Okros also said he was unaware of any negative impacts that allowing transgender people to serve in uniform has caused on operations or the military’s overall ability to do its job.

Through an Access to Information request, CityNews discovered that Cadets Canada has been dealing with the issue of transgender cadets since at least 2013.

Cadets Canada is a youth program aimed at children aged 12-18, where they learn leadership, teamwork and citizenship skills and attributes through one of three separate branches- the Royal Canadian Sea Cadets, Army Cadets and Air Cadets.

Documents obtained through Access to Information reveal that there have been several openly transgender cadets since 2013 – and that it seemingly posed no problems or obstacles until it came to training camps, where cadets have to share showering and sleeping accommodations.
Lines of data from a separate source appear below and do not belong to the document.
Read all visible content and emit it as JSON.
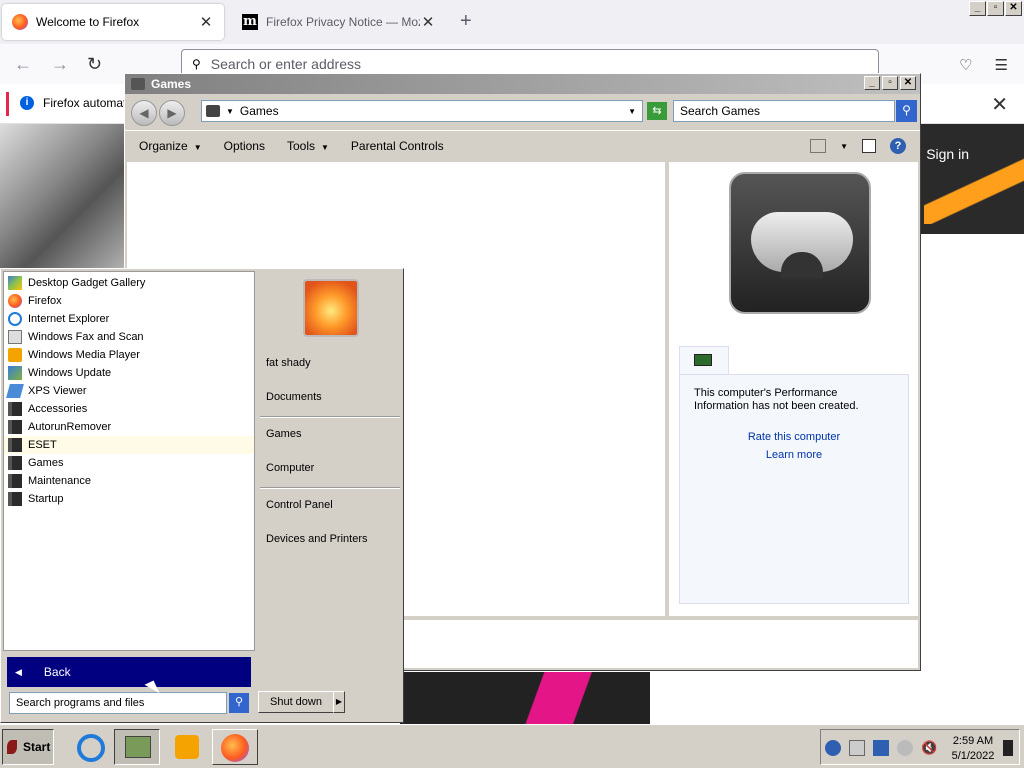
{
  "firefox": {
    "tabs": [
      {
        "label": "Welcome to Firefox",
        "close": "✕"
      },
      {
        "label": "Firefox Privacy Notice — Mozilla",
        "close": "✕"
      }
    ],
    "new_tab": "+",
    "favicon_m": "m",
    "window_controls": [
      "_",
      "▫",
      "✕"
    ],
    "url_placeholder": "Search or enter address",
    "notification": "Firefox automati",
    "notification_close": "✕",
    "content_sign_in": "Sign in"
  },
  "games_window": {
    "title": "Games",
    "controls": [
      "_",
      "▫",
      "✕"
    ],
    "back": "◀",
    "forward": "▶",
    "address": "Games",
    "search_placeholder": "Search Games",
    "toolbar": {
      "organize": "Organize",
      "options": "Options",
      "tools": "Tools",
      "parental": "Parental Controls"
    },
    "perf_message": "This computer's Performance Information has not been created.",
    "rate_link": "Rate this computer",
    "learn_link": "Learn more"
  },
  "start_menu": {
    "programs": [
      {
        "label": "Desktop Gadget Gallery",
        "icon": "gadget-icon"
      },
      {
        "label": "Firefox",
        "icon": "firefox-icon"
      },
      {
        "label": "Internet Explorer",
        "icon": "ie-icon"
      },
      {
        "label": "Windows Fax and Scan",
        "icon": "fax-icon"
      },
      {
        "label": "Windows Media Player",
        "icon": "media-player-icon"
      },
      {
        "label": "Windows Update",
        "icon": "windows-update-icon"
      },
      {
        "label": "XPS Viewer",
        "icon": "xps-icon"
      },
      {
        "label": "Accessories",
        "icon": "folder-icon"
      },
      {
        "label": "AutorunRemover",
        "icon": "folder-icon"
      },
      {
        "label": "ESET",
        "icon": "folder-icon"
      },
      {
        "label": "Games",
        "icon": "folder-icon"
      },
      {
        "label": "Maintenance",
        "icon": "folder-icon"
      },
      {
        "label": "Startup",
        "icon": "folder-icon"
      }
    ],
    "back": "Back",
    "search_placeholder": "Search programs and files",
    "user": "fat shady",
    "documents": "Documents",
    "games": "Games",
    "computer": "Computer",
    "control_panel": "Control Panel",
    "devices": "Devices and Printers",
    "shutdown": "Shut down"
  },
  "taskbar": {
    "start": "Start",
    "time": "2:59 AM",
    "date": "5/1/2022"
  }
}
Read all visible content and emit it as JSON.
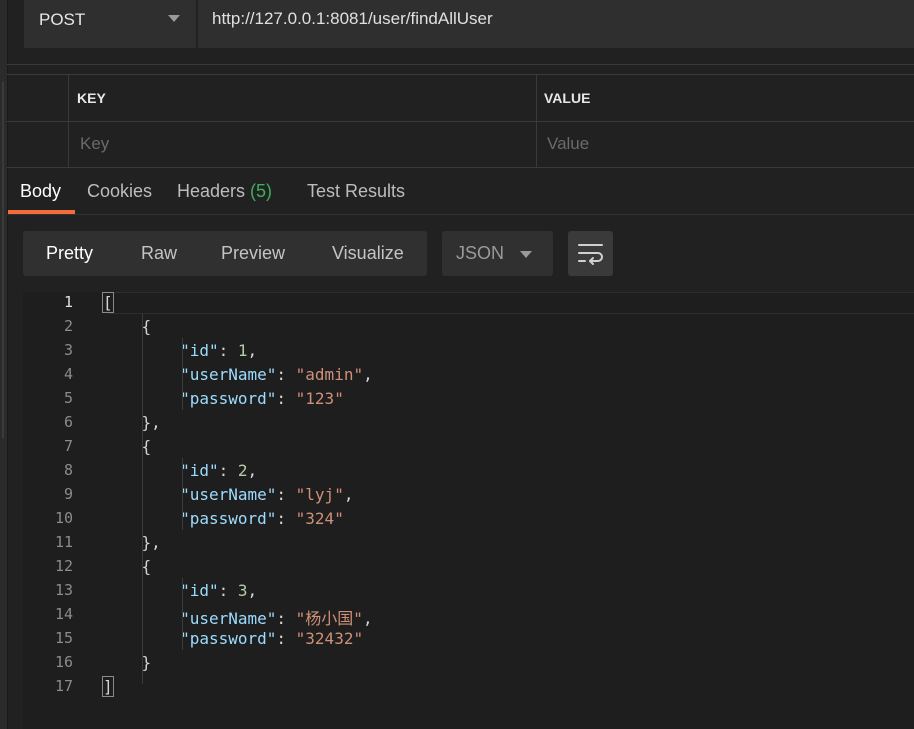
{
  "request": {
    "method": "POST",
    "url": "http://127.0.0.1:8081/user/findAllUser"
  },
  "params": {
    "headers": [
      "KEY",
      "VALUE"
    ],
    "key_placeholder": "Key",
    "value_placeholder": "Value"
  },
  "response_tabs": [
    {
      "label": "Body",
      "active": true
    },
    {
      "label": "Cookies"
    },
    {
      "label": "Headers ",
      "count": "(5)"
    },
    {
      "label": "Test Results"
    }
  ],
  "format": {
    "buttons": [
      "Pretty",
      "Raw",
      "Preview",
      "Visualize"
    ],
    "active": "Pretty",
    "language": "JSON",
    "wrap_icon": "wrap-lines-icon"
  },
  "editor": {
    "line_numbers": [
      "1",
      "2",
      "3",
      "4",
      "5",
      "6",
      "7",
      "8",
      "9",
      "10",
      "11",
      "12",
      "13",
      "14",
      "15",
      "16",
      "17"
    ],
    "lines": [
      "[",
      "    {",
      "        \"id\": 1,",
      "        \"userName\": \"admin\",",
      "        \"password\": \"123\"",
      "    },",
      "    {",
      "        \"id\": 2,",
      "        \"userName\": \"lyj\",",
      "        \"password\": \"324\"",
      "    },",
      "    {",
      "        \"id\": 3,",
      "        \"userName\": \"杨小国\",",
      "        \"password\": \"32432\"",
      "    }",
      "]"
    ]
  },
  "colors": {
    "accent": "#f26b3a",
    "count_green": "#3fae5a",
    "json_key": "#9cdcfe",
    "json_string": "#ce9178",
    "json_number": "#b5cea8"
  }
}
In the absence of a formalized policy, senior staff were quick to work out solutions for sleeping arrangements and showers, being sensitive to the needs of the transgender cadet, and their peers.

In an April 2015 email, a Colonel writes: “The number one concern is the safety of this cadet and all others. We do not want to create a negative experience for all concerned.” Later adding: “Our program accepts all applicants and this cadet is just another cadet with individual needs,” before working through where the cadet in question would sleep.

A May 2015 email reads: “We need to put a policy in place… we need to be prepared to accommodate these Cadets as long as it does not cause us or cause them undue hardship.” A policy was developed and implemented in 2016.

The policy directive reaffirms the organization’s commitment to providing a discriminatory-free environment, but also addresses the logistics of shared sleeping and bathing quarters:

Use of Washroom/ Showers
5.3 Any cadets, including those who are transgender cadets, may use the washroom / shower that best correspond to their gender identity. All adult supervisors are responsible to ensure that there is adequate washroom / shower facility space available; this may mean providing a single space facility or setting up a schedule for use of an existing space in order to accommodate all cadets.

Sleeping Quarters 
5.4 It is incumbent on the adult supervisor to make arrangements for the transgender cadets in order that they are not discriminated against. This may include, depending on the location and availability, a separate sleeping arrangement away from the group in order to accommodate the cadet. Corps / squadron / CTC COs will, at all times, exercise discretion and be considerate of what state of the transition the transgender cadet is currently going through before making a decision.

Canada is one of 18 countries that currently allow transgender military personnel, which includes Israel, Australia, Britain, Germany and France.

“The disruption factor is not a major issue for these countries at all,” Okros said. “So some of (Trump’s) objections are based on concerns or exaggerations that aren’t borne out.”

Randall Garrison, who serves as both the NDP’s defence critic and its LGBTQ critic, called on Prime Minister Justin Trudeau to denounce Trump’s “despicable” comments.

“Service to one’s country is of the highest honour. Transgender people who are currently in the military and those who wish to serve are, in many ways, the bravest of the brave,” Garrison said in a statement.

“Prime Minister Trudeau must denounce this policy immediately in order to demonstrate that Canada not only respects human rights but that we will stand up against discrimination.”

The Liberal government sidestepped questions about Trump, however, as Defence Minister Harjit Sajjan’s office noted transgender military personnel have been allowed to serve openly for 25 years.

“Our position on their valuable service in the Canadian military has not changed,” spokeswoman Jordan Owens said in a statement.


  • No comments have been left yet, get the conversation started!

Leave a Comment Below

Sign in to comment.

All fields are required.

Want to embed media into your comment? Just paste in a URL in a separate paragraph to the page where you would normally view the media (like on YouTube) and it will automatically be embedded into your comment.